=== Section Start ===

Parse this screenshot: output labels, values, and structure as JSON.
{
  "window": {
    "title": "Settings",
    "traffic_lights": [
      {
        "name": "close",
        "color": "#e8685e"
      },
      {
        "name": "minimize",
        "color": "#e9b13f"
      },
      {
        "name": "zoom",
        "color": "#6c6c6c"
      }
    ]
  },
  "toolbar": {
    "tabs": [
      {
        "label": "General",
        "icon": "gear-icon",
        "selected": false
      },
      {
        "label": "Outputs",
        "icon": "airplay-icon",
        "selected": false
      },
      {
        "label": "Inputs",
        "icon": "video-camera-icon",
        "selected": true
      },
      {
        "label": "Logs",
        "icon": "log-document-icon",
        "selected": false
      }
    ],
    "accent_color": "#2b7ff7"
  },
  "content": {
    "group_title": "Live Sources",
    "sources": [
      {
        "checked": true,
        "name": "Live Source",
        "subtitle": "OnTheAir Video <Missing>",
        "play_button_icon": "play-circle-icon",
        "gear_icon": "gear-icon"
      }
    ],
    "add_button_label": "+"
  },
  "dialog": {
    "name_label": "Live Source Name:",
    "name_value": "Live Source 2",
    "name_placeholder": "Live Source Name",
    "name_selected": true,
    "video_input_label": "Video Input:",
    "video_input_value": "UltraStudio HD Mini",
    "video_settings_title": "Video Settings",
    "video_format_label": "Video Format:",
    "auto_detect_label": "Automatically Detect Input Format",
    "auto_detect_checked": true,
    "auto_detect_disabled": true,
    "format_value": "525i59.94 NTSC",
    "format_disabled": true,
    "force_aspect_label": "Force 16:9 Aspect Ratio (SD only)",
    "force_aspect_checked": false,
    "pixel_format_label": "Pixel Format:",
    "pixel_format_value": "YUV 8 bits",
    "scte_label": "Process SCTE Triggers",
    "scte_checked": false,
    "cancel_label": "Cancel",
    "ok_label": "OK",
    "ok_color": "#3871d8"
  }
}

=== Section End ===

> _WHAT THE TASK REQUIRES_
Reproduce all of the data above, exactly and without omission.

> _ANSWER TO THIS EXERCISE_
Parse this screenshot: output labels, values, and structure as JSON.
{
  "window": {
    "title": "Settings",
    "traffic_lights": [
      {
        "name": "close",
        "color": "#e8685e"
      },
      {
        "name": "minimize",
        "color": "#e9b13f"
      },
      {
        "name": "zoom",
        "color": "#6c6c6c"
      }
    ]
  },
  "toolbar": {
    "tabs": [
      {
        "label": "General",
        "icon": "gear-icon",
        "selected": false
      },
      {
        "label": "Outputs",
        "icon": "airplay-icon",
        "selected": false
      },
      {
        "label": "Inputs",
        "icon": "video-camera-icon",
        "selected": true
      },
      {
        "label": "Logs",
        "icon": "log-document-icon",
        "selected": false
      }
    ],
    "accent_color": "#2b7ff7"
  },
  "content": {
    "group_title": "Live Sources",
    "sources": [
      {
        "checked": true,
        "name": "Live Source",
        "subtitle": "OnTheAir Video <Missing>",
        "play_button_icon": "play-circle-icon",
        "gear_icon": "gear-icon"
      }
    ],
    "add_button_label": "+"
  },
  "dialog": {
    "name_label": "Live Source Name:",
    "name_value": "Live Source 2",
    "name_placeholder": "Live Source Name",
    "name_selected": true,
    "video_input_label": "Video Input:",
    "video_input_value": "UltraStudio HD Mini",
    "video_settings_title": "Video Settings",
    "video_format_label": "Video Format:",
    "auto_detect_label": "Automatically Detect Input Format",
    "auto_detect_checked": true,
    "auto_detect_disabled": true,
    "format_value": "525i59.94 NTSC",
    "format_disabled": true,
    "force_aspect_label": "Force 16:9 Aspect Ratio (SD only)",
    "force_aspect_checked": false,
    "pixel_format_label": "Pixel Format:",
    "pixel_format_value": "YUV 8 bits",
    "scte_label": "Process SCTE Triggers",
    "scte_checked": false,
    "cancel_label": "Cancel",
    "ok_label": "OK",
    "ok_color": "#3871d8"
  }
}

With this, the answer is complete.